Our female colleagues are eligible for up to 5 months of paid maternity leave while our male colleagues get up to 2 weeks of paid paternity leave. This helps ease the burden placed on women after childbirth and encourages both parents to actively support each other on the parenting journey. We believe that our colleagues should not be forced to choose between being good parents and good employees. We can do both.
Standard Chartered, offers flexible working arrangements that give our colleagues the freedom to choose where and when to work, to help balance their personal and professional goals. It involves flexible working arrangements such as part-time, flexible working hours, remote working and sabbaticals.
I believe the female staff at Standard Chartered, do a great job in overachieving targets, mentoring and training talent and living up to W.E.B Dubois’s quote which says, “There is no force more powerful than a woman determined to rise.” We will continue to support them to reach the apex of their careers and take on the world.
As a Bank, our colleagues continue to volunteer their skills and time to support the development and progress of women across the age spectrum. We recently organised speed mentoring and coaching sessions with girls in second and third cycle institutions. In partnership with Mentoring Women Ghana, we supported a mentoring session for young impressionable women preparing to start out their careers. We also organised an awareness session on fraud, information and cybersecurity for female entrepreneurs and business leaders to support them to grow their businesses sustainably.
A force for good for our clients, colleagues and communities
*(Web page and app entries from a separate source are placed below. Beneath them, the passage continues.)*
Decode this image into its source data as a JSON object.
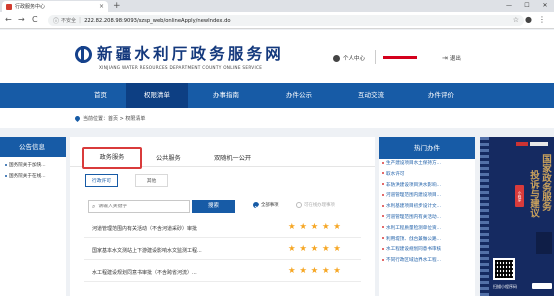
{
  "browser": {
    "tab_title": "行政服务中心",
    "tab_close": "×",
    "new_tab": "+",
    "win_min": "—",
    "win_max": "☐",
    "win_close": "✕",
    "back": "←",
    "forward": "→",
    "reload": "C",
    "info_icon": "ⓘ",
    "insecure_label": "不安全",
    "separator": "|",
    "url": "222.82.208.98:9093/szsp_web/onlineApply/newIndex.do",
    "star": "☆",
    "account_icon": "●",
    "menu_icon": "⋮"
  },
  "header": {
    "title": "新疆水利厅政务服务网",
    "subtitle": "XINJIANG WATER RESOURCES DEPARTMENT  COUNTY  ONLINE  SERVICE",
    "personal_center": "个人中心",
    "logout": "退出"
  },
  "nav": {
    "items": [
      {
        "label": "首页"
      },
      {
        "label": "权限清单"
      },
      {
        "label": "办事指南"
      },
      {
        "label": "办件公示"
      },
      {
        "label": "互动交流"
      },
      {
        "label": "办件评价"
      }
    ],
    "active_index": 1
  },
  "breadcrumb": {
    "text": "当前位置：首页 > 权限清单"
  },
  "notices": {
    "title": "公告信息",
    "items": [
      {
        "text": "国务院关于加快..."
      },
      {
        "text": "国务院关于在线..."
      }
    ]
  },
  "service": {
    "top_tabs": [
      {
        "label": "政务服务"
      },
      {
        "label": "公共服务"
      },
      {
        "label": "双随机一公开"
      }
    ],
    "sub_tabs": [
      {
        "label": "行政许可"
      },
      {
        "label": "其他"
      }
    ],
    "search_placeholder": "请输入关键字",
    "search_button": "搜索",
    "filter_all": "全部事项",
    "filter_online": "可在线办理事项",
    "items": [
      {
        "text": "河道管理范围内有关活动（不含河道采砂）审批",
        "rating": 5
      },
      {
        "text": "国家基本水文测站上下游建设影响水文监测工程...",
        "rating": 5
      },
      {
        "text": "水工程建设规划同意书审批（不含跨省河流）...",
        "rating": 5
      }
    ]
  },
  "hot": {
    "title": "热门办件",
    "items": [
      {
        "text": "生产建设项目水土保持方..."
      },
      {
        "text": "取水许可"
      },
      {
        "text": "非防洪建设项目洪水影响..."
      },
      {
        "text": "河道管理范围内建设项目..."
      },
      {
        "text": "水利基建项目初步设计文..."
      },
      {
        "text": "河道管理范围内有关活动..."
      },
      {
        "text": "水利工程质量检测单位资..."
      },
      {
        "text": "利用堤顶、戗台兼做公路..."
      },
      {
        "text": "水工程建设规划同意书审核"
      },
      {
        "text": "不同行政区域边界水工程..."
      }
    ]
  },
  "banner": {
    "line1": "国家政务服务",
    "line2": "投诉与建议",
    "pill": "小程序",
    "foot": "扫描小程序码"
  },
  "colors": {
    "brand_blue": "#175ba6",
    "nav_active": "#0d3f83",
    "title_blue": "#14397d",
    "accent_red": "#d93b3b",
    "star_orange": "#f6a623"
  }
}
Having been in the Ghanaian market for over 120 years, Standard Chartered remains Here for good and will continue to play a pivotal role in our socio-economic development. At Standard Chartered, we remain committed to be the best bank for our employees, the best financial institution to do business with and the organization that best supports our communities to become more prosperous by sustainably supporting small, medium and large corporates while enabling the full potential of women in a balanced working environment.